— Abigail Ng, Evelyn Cheng
Lower headline jobs number doesn't mean a weaker economy, investor says
If Friday's jobs report shows the U.S. economy added fewer workers in July than the previous month, it is not necessarily a sign of economic weakness, according to Brad McMillan, CIO at Commonwealth Financial Network.
"If we do see a reduction in hiring, even at the expected number, it looks much more likely to be due to a shortage of workers, rather than a sudden shock to labor demand," McMillan said in a note. "With demand strong, what matters here is labor availability."
— Yun Li
Some on Wall Street don't think the comeback rally can sustain

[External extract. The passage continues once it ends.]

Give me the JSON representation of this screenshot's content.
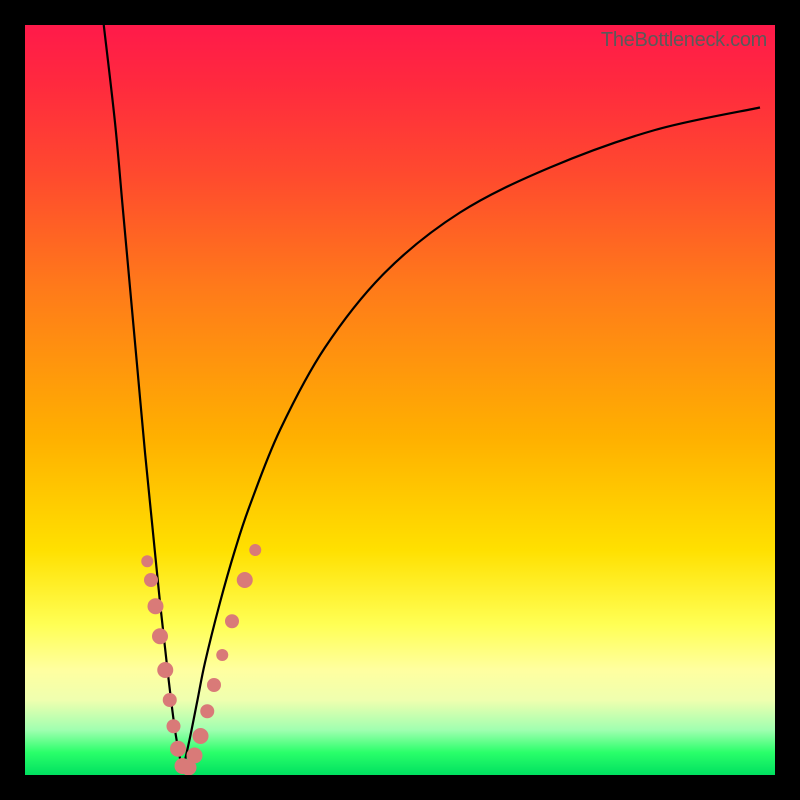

The Fed's commitment to bring down inflation as well as easing recession fears have sparked a relief rally in the market. The S&P 500 is now 14.2% above its 52-week intraday low of 3,636.87 from June 17. The benchmark index is also coming off its best month since November 2020, gaining more than 9% in July.
However, some on Wall Street are skeptical that the rally can sustain for much longer. Max Kettner, chief multi-asset strategist at HSBC Bank said the comeback is "wishful thinking," and he would need to see further repricing of rate hike expectations and another sharp drop in real yields to believe it.
Widely followed Mike Wilson from Morgan Stanley also called this rally short-lived as corporate earnings are beginning to deteriorating.
— Yun Li
Consumer discretionary leading the gains, energy biggest laggard this week so far
Six out of the 11 S&P 500 sectors were in the green week to date, led by consumer discretionary, which has gained 2.9%.
The most negative sector this week has been energy, which has fallen more than 8% and is on track for its worst week since June 17. The decline in energy names came amid a drop in oil prices. WTI is down over 10% this week, on pace for its worst week since April.
— Yun Li